*EXERCISE*
Pick out the lines below that include the string "force".

Start of Block

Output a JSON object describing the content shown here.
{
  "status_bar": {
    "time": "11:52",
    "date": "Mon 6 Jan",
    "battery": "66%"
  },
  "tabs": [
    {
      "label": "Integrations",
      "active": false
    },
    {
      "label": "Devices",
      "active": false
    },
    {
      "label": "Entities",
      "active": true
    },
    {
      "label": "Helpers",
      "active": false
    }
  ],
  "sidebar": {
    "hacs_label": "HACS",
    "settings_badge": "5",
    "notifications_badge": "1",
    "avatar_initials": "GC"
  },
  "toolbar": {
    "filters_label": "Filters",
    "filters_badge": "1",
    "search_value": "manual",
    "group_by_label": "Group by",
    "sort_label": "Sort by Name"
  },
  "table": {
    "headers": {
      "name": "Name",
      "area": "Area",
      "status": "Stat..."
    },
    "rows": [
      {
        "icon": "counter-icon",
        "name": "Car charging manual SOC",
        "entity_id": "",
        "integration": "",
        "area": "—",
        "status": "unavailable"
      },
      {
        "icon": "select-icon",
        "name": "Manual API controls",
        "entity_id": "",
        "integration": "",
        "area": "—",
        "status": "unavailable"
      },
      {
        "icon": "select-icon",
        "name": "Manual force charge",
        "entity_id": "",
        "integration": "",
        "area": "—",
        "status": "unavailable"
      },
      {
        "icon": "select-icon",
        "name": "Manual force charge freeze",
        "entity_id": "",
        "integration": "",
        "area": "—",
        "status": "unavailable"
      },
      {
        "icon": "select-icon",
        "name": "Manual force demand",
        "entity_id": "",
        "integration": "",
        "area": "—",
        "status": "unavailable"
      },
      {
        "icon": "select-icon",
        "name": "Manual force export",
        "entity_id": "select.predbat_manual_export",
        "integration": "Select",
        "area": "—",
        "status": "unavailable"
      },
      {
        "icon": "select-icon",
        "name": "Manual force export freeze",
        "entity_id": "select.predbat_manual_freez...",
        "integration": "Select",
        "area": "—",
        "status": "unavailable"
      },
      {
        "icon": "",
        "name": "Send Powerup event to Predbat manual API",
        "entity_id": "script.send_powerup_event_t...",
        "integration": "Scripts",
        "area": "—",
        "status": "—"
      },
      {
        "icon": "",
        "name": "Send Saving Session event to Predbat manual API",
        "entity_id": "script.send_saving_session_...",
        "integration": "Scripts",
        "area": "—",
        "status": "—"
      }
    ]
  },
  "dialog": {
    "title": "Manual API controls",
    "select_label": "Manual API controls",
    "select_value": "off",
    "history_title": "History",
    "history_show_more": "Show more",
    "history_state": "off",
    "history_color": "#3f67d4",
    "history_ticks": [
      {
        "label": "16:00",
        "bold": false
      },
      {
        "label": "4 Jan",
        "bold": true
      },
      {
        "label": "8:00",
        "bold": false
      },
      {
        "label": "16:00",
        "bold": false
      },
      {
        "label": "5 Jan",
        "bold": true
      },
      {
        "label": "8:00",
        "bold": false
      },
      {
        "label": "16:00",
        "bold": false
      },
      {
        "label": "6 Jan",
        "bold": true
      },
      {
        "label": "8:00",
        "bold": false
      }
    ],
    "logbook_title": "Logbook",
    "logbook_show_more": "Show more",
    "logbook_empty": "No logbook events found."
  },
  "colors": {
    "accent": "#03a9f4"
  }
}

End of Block

*EXERCISE RESPONSE*
        "name": "Manual force charge",
        "name": "Manual force charge freeze",
        "name": "Manual force demand",
        "name": "Manual force export",
        "name": "Manual force export freeze",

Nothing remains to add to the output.